Role on the Wall 

Version one

 

  • Draw a large head and shoulders outline of a figure on a large sheet of paper or on a screen.

  • Place the Role on the wall outline where all pupils can see it clearly;

  • Select a character from a familiar text and write the character’s name above the outline;

  •  Place a card saying What we know about the character, in the centre of the figure.

  • Place a card saying What do we think about the character or what is our opinion of the character, somewhere outside the outline

  • Ensure pupils have access to the text. Then give them a few minutes in pairs, to think of a word or a sentence from the text, which reveals something about the character. They should write this down on a Post It. Encourage pupils to back up their choice with direct evidence from the text.

  • Ask one of each pair to place their Post It inside the Role on the wall outline.
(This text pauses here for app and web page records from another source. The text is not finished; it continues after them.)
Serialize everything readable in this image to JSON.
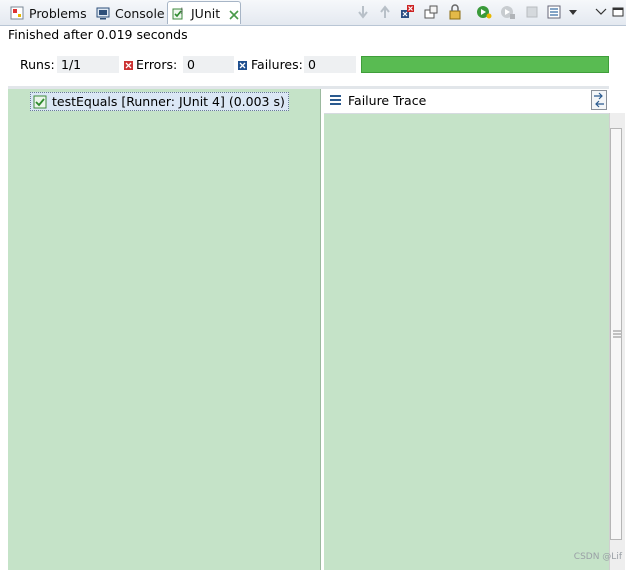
{
  "tabs": [
    {
      "label": "Problems",
      "icon": "problems-icon"
    },
    {
      "label": "Console",
      "icon": "console-icon"
    },
    {
      "label": "JUnit",
      "icon": "junit-icon",
      "active": true
    }
  ],
  "toolbar": {
    "icons": [
      "next-failure-icon",
      "previous-failure-icon",
      "show-failures-only-icon",
      "scroll-lock-icon",
      "lock-icon",
      "rerun-test-icon",
      "rerun-failed-first-icon",
      "stop-icon",
      "test-history-icon",
      "dropdown-arrow-icon",
      "minimize-icon",
      "maximize-icon"
    ]
  },
  "status": {
    "text": "Finished after 0.019 seconds"
  },
  "counters": {
    "runs_label": "Runs:",
    "runs_value": "1/1",
    "errors_label": "Errors:",
    "errors_value": "0",
    "failures_label": "Failures:",
    "failures_value": "0"
  },
  "progress": {
    "fraction": 1.0,
    "color": "#59bb52"
  },
  "tree": {
    "items": [
      {
        "label": "testEquals [Runner: JUnit 4] (0.003 s)",
        "icon": "test-passed-icon"
      }
    ]
  },
  "trace": {
    "title": "Failure Trace"
  },
  "watermark": "CSDN @Lif",
  "colors": {
    "pane_bg": "#c5e3c8",
    "progress": "#59bb52",
    "error": "#cc3333",
    "failure": "#1f4f8f"
  }
}
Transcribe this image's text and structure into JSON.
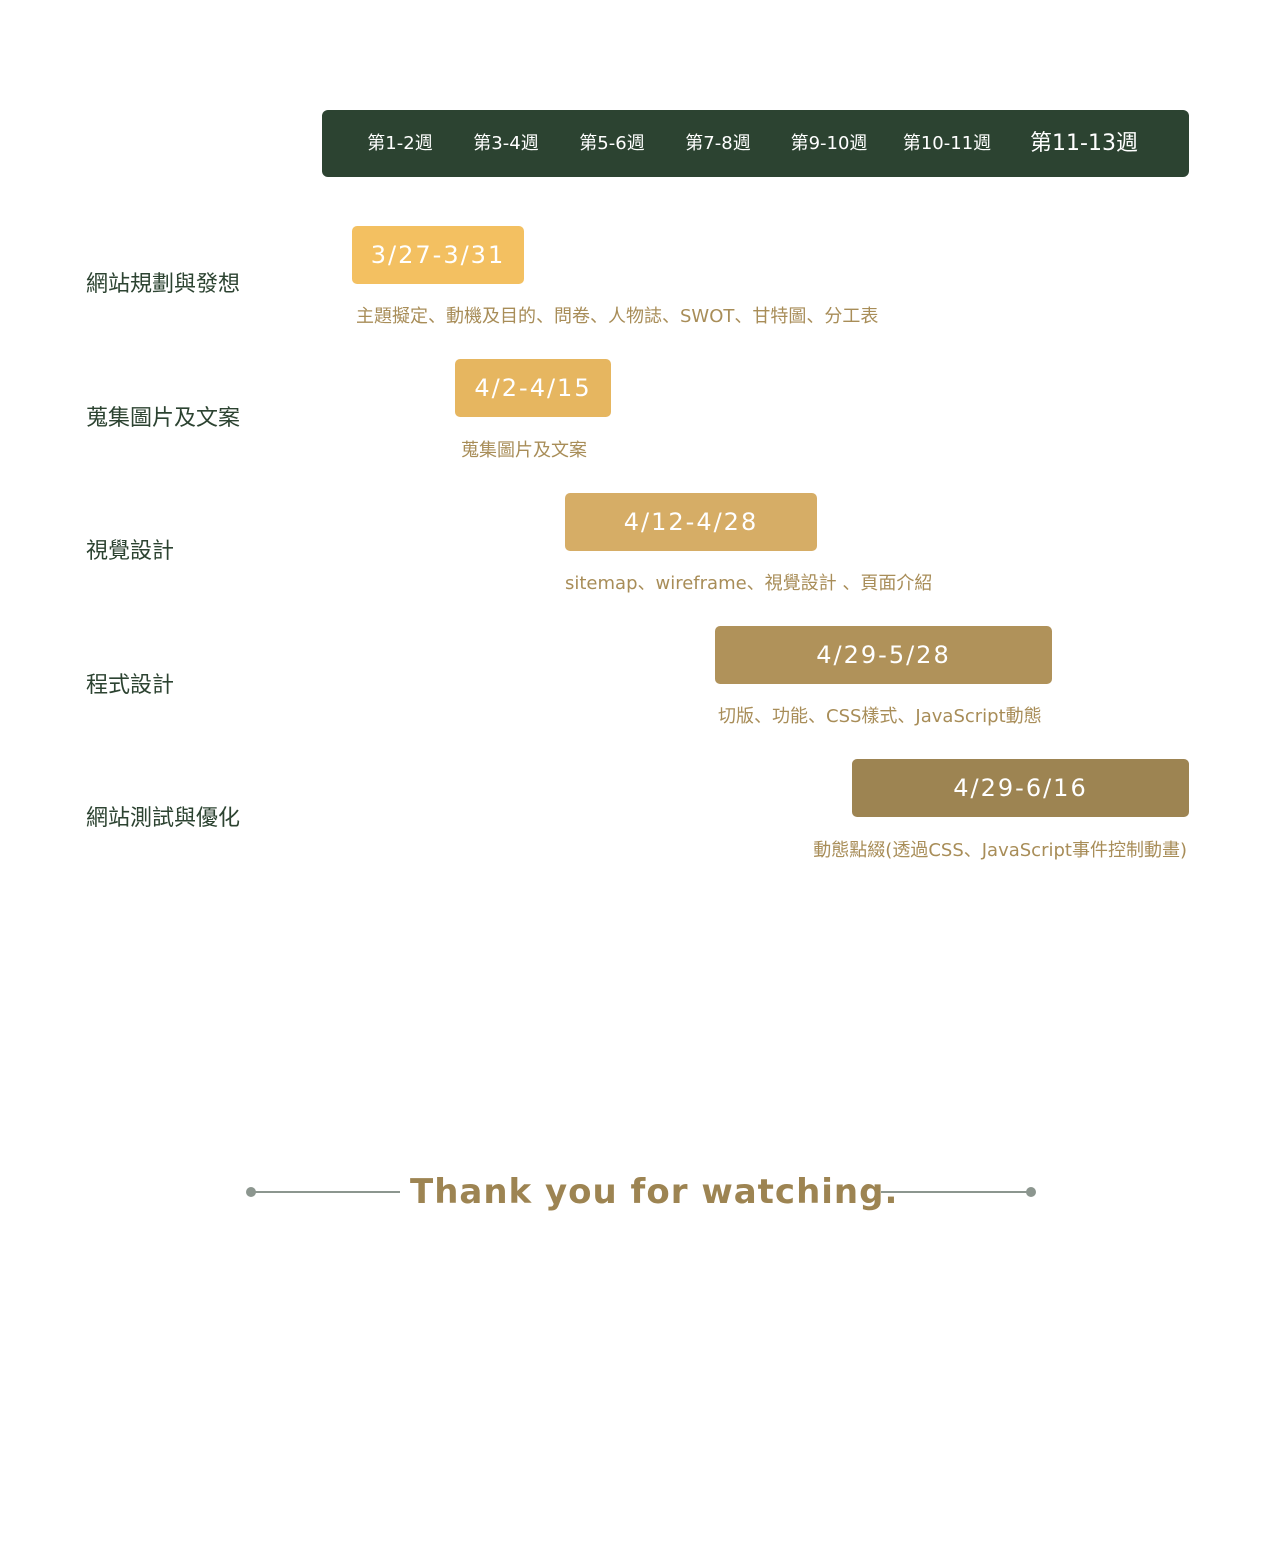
{
  "chart_data": {
    "type": "gantt",
    "weeks": [
      "第1-2週",
      "第3-4週",
      "第5-6週",
      "第7-8週",
      "第9-10週",
      "第10-11週",
      "第11-13週"
    ],
    "tasks": [
      {
        "name": "網站規劃與發想",
        "range": "3/27-3/31",
        "detail": "主題擬定、動機及目的、問卷、人物誌、SWOT、甘特圖、分工表",
        "color": "#f3c061",
        "start": 3.27,
        "end": 3.31
      },
      {
        "name": "蒐集圖片及文案",
        "range": "4/2-4/15",
        "detail": "蒐集圖片及文案",
        "color": "#e6b660",
        "start": 4.02,
        "end": 4.15
      },
      {
        "name": "視覺設計",
        "range": "4/12-4/28",
        "detail": "sitemap、wireframe、視覺設計 、頁面介紹",
        "color": "#d6ad66",
        "start": 4.12,
        "end": 4.28
      },
      {
        "name": "程式設計",
        "range": "4/29-5/28",
        "detail": "切版、功能、CSS樣式、JavaScript動態",
        "color": "#b0925a",
        "start": 4.29,
        "end": 5.28
      },
      {
        "name": "網站測試與優化",
        "range": "4/29-6/16",
        "detail": "動態點綴(透過CSS、JavaScript事件控制動畫)",
        "color": "#9d8452",
        "start": 4.29,
        "end": 6.16
      }
    ]
  },
  "colors": {
    "header_bg": "#2c4331",
    "task_label": "#2c4331",
    "detail_text": "#a88d58",
    "thanks_text": "#9d8452",
    "thanks_line": "#8c968f"
  },
  "footer": {
    "thanks": "Thank you for watching."
  }
}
Ask each pair to provide textual evidence to justify their choice. This can be direct evidence or inferential evidence. 

  • Repeat the process asking pupils to write about what they think of the character, after reading the text i.e. the impression the writer has given the reader about the character. Alert pupils to the fact that responses may differ slightly according to different readers’ opinions and perspectives. Then ask one from each pair to place their Post It outside the Role on the wall outline. If pairs disagree, then they can provide one Post It each.

 

Differentiation for younger or lower attaining pupils

 

  • Allow the pupils to report ideas verbally, then write their suggestions on Post Its yourself. Alternatively provide sets of pre -written words for pupils to choose from, such as, kind or cruel? Then ask How do we know? 

 

Version Two

  • Draw a line down the centre of the Role on the wall outline;

  • Ask pupils to look for evidence of the character in a text, as in version one. When placing the Post Its inside the outline, place all those that relate to what the character looks like on one side of the outline, and those that relate to what kind of person the character is, on the other side. This helps pupils to remember to include both kinds of information when they come to write characterisations.

 

 Version Three

 

  • Use two Roles on the wall to discuss relationships between two named characters. Set the outlines alongside each other with a small space in between and join with arrows. Write about how the characters feel about each other, around the arrows. This version can take the form of a class discussion, or pairs of pupils can be asked to write their ideas on Post Its, which are then placed around the arrows.

 

Version Four

 

  • Allow pupils to work in pairs during independent time to fill in a smaller outline, based on a character from a given story. Ask pupils to use the same process as in versions one or two, but they should write directly on the outline if appropriate. Pupils can also work on two smaller outlines to record ideas about relationships between characters, as in version three.

       

Version Five

 

  • Use the outline in shared writing to create a character for a story based on pupils’ own ideas, rather than an existing character in a text. Then ask pupils to use this information to write their own character studies, wanted posters etc. Pupils can be encouraged to use this approach to create characters for their own stories.